Cisco Systems Inc. is trying to remove the techspeak from home Wi-Fi routers and make the equipment easier to install and set up.
The company is introducing a new brand in consumer routers: Cisco Valet. It will be the first time it sells consumer routers without the Linksys brand, which it acquired in 2003. But it is keeping the Linksys brand for more techie-oriented routers.
This is very much a reflection of Cisco’s goal of becoming a household brand, said Scott Kabat, director of marketing at Cisco Consumer Products.
The focus on ease of setup is intended to address common frustrations about Wi-Fi routers. Some retailers report that one in four routers is returned because buyers can’t set it up, Kabat said.
It’s not a good consumer experience today, he said.
Cisco decided to tap the know-how of engineers from PureDigital, the maker of Flip camcorders, which Cisco acquired last year. PureDigital came from nowhere to sell millions of camcorders because it made it easy to shoot and share the footage online.
Valet is to wireless what Flip is to home video, said Kabat, who led brand marketing at PureDigital.
Valet will come in two versions, one for $100 and another, with longer wireless range, for $150. That’s more than the equivalent new Linksys routers, which start at $79. But rather than having standard setup CDs, each Valet will come with a USB flash drive. The drive configures each computer to use the Wi-Fi hot spot, cutting the steps required to set up Wi-Fi.
Universities offer students free iPads
A western Pennsylvania university is offering free iPads to all full-time students starting this fall.
Seton Hill University in suburban Pittsburgh says about 1,500 students are eligible for the Apple tablet computers.

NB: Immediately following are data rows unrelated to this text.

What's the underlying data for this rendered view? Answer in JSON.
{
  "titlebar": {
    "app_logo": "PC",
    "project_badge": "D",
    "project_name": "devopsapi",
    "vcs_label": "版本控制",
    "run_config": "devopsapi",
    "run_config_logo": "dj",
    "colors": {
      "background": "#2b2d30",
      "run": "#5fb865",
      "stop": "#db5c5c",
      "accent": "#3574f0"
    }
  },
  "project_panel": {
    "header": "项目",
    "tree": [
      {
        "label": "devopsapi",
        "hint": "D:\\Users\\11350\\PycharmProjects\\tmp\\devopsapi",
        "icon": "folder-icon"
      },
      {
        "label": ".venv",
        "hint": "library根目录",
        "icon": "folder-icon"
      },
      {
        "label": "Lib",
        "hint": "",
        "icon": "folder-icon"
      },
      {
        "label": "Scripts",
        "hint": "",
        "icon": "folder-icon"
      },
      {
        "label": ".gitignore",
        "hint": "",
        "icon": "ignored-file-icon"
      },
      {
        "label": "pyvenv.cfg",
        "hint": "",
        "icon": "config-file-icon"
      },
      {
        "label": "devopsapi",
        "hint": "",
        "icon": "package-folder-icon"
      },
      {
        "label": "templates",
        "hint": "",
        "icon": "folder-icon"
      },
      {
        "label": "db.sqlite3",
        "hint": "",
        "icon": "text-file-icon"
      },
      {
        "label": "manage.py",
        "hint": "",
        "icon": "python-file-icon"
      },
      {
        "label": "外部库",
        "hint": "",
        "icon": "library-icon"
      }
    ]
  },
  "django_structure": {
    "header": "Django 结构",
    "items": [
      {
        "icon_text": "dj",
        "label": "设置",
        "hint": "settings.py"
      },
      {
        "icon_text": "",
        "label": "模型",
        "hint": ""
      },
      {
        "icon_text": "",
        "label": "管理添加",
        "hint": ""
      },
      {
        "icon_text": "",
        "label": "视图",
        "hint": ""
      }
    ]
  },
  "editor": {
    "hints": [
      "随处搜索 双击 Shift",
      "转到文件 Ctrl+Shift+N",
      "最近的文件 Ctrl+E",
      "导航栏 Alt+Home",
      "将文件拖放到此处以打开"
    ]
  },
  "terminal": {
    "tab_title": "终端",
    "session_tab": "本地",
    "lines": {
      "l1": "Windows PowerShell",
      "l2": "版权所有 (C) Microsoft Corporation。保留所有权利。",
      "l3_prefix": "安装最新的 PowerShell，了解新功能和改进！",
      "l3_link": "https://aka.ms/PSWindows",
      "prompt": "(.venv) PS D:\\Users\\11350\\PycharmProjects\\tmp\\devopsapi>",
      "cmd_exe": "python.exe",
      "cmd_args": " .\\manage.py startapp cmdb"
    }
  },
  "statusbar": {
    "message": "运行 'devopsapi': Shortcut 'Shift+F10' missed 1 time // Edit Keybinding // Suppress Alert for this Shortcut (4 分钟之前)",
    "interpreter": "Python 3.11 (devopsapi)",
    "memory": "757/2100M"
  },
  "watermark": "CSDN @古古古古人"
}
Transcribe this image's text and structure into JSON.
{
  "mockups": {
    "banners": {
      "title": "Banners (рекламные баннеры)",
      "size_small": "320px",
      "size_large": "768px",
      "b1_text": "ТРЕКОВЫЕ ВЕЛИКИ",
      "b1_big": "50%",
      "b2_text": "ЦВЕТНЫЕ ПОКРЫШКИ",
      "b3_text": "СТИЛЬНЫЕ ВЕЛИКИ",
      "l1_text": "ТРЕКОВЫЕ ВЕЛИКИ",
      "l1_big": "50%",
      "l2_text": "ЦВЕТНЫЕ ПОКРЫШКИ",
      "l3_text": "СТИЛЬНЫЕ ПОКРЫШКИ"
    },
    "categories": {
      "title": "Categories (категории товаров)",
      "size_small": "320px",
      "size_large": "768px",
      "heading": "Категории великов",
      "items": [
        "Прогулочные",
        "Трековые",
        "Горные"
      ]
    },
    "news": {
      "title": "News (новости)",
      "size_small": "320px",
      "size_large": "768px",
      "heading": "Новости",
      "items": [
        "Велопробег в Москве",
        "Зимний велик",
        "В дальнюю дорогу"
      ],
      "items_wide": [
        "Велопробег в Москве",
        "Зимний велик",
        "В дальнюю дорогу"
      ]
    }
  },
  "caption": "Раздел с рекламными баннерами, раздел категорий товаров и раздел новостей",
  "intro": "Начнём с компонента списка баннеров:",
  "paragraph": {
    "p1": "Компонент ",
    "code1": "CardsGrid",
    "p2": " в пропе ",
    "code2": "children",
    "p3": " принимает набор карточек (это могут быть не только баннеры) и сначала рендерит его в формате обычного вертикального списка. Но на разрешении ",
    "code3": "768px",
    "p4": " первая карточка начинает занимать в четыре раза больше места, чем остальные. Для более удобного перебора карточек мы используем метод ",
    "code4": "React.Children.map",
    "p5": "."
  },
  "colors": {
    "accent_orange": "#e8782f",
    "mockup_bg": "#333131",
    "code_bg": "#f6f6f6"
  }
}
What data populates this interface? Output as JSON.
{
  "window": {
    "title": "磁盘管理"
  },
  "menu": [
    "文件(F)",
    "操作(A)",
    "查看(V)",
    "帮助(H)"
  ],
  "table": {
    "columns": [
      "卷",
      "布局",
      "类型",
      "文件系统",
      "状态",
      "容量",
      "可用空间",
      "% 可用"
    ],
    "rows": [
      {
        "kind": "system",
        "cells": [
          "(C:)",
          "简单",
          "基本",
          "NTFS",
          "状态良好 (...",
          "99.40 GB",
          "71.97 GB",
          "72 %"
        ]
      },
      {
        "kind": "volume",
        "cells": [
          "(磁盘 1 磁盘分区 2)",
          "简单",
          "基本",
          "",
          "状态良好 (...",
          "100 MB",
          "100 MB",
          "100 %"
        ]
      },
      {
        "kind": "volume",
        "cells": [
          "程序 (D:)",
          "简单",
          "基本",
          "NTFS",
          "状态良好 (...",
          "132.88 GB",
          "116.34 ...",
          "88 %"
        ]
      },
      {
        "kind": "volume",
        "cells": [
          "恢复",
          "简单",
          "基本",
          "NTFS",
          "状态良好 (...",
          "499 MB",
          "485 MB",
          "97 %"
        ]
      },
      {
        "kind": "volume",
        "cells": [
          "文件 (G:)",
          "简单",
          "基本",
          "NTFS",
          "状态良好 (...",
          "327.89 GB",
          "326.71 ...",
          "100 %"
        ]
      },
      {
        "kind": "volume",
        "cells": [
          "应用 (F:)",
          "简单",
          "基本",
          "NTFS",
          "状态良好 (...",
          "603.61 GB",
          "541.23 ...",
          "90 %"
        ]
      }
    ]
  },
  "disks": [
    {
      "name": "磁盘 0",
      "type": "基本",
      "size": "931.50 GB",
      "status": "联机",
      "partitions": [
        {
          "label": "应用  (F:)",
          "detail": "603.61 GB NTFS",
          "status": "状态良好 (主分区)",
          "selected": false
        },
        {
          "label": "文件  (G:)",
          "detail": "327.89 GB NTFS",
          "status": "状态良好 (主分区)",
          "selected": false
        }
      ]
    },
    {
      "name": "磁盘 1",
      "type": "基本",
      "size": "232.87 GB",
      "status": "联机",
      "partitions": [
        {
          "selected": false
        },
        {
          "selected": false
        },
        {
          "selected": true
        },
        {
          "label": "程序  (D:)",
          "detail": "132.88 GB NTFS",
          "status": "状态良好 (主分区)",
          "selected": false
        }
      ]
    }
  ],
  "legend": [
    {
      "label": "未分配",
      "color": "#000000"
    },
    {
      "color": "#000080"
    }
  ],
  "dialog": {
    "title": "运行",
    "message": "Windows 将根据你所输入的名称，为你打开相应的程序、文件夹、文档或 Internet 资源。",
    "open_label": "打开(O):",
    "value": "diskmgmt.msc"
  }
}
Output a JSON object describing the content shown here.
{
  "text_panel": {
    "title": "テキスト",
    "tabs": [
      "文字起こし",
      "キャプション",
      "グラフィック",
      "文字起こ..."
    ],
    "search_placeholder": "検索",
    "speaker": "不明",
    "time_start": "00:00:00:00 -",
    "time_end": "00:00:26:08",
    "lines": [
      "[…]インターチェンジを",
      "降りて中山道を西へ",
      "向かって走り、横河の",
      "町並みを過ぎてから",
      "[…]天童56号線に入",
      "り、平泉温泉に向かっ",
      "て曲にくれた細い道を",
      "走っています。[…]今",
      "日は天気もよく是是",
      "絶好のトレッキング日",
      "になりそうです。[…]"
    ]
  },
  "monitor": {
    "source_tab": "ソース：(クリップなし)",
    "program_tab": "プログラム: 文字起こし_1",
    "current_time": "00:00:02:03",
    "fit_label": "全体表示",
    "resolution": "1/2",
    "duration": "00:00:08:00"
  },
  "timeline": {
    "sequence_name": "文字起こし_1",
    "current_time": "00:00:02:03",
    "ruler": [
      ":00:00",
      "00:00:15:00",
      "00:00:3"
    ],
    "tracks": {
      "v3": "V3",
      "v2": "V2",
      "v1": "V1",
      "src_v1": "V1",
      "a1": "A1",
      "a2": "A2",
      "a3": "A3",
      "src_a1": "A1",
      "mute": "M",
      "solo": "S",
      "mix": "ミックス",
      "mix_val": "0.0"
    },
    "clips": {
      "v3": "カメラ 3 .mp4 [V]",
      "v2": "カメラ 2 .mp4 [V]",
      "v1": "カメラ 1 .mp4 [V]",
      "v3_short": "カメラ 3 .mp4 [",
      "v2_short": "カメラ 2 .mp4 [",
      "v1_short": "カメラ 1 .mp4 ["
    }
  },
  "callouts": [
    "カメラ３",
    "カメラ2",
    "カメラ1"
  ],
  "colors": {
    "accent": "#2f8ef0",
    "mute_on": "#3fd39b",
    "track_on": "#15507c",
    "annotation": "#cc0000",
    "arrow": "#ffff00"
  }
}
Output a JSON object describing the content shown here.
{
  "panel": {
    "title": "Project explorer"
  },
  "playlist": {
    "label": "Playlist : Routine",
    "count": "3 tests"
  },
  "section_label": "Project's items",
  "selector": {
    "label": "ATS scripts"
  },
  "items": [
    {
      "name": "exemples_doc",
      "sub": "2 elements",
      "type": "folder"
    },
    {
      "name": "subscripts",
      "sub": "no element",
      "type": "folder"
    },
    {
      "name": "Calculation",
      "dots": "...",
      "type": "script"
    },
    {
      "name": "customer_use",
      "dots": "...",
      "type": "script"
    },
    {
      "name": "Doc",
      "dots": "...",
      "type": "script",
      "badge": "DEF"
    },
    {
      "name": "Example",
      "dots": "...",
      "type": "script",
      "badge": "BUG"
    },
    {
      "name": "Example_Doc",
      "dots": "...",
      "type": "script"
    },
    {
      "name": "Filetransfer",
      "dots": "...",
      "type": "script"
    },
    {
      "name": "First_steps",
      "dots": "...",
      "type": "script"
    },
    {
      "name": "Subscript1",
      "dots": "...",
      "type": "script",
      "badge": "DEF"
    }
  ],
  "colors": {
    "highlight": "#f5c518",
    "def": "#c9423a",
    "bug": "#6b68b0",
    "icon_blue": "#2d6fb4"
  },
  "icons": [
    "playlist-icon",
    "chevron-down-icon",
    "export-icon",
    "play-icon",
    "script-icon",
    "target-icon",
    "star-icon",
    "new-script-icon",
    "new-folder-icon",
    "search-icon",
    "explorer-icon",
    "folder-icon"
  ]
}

The highly anticipated product went on sale April 3.
University officials say the iPad will make electronic textbooks easier to download and use.
They also say it will let students create and share work instantly with peers and faculty.
George Fox University in Oregon will offer incoming freshmen the choice between an iPad or an Apple MacBook, depending on whether they want something more mobile or something with more computing capabilities.
YouTube pages get new look
One of the most popular sites on the Web – YouTube – is getting a new look.
The video-sharing site owned by Google Inc. is trying to de-clutter its video playback page in an effort to drive people to watch more of its massive archive, which includes material as varied as the latest Lady Gaga music video and a report on narcoleptic dogs.
Changes being unveiled this week include reducing the number of links that pepper playback pages, and moving the name of the video’s submitter to just below the video’s title. There will also be a collapsible link to the submitter’s other YouTube videos and a button that lets viewers subscribe to these clips, making it easier to see what else that submitter has shared without bombarding viewers with links.
The site is also replacing its five-star video-rating system with a simpler option to like or dislike a video.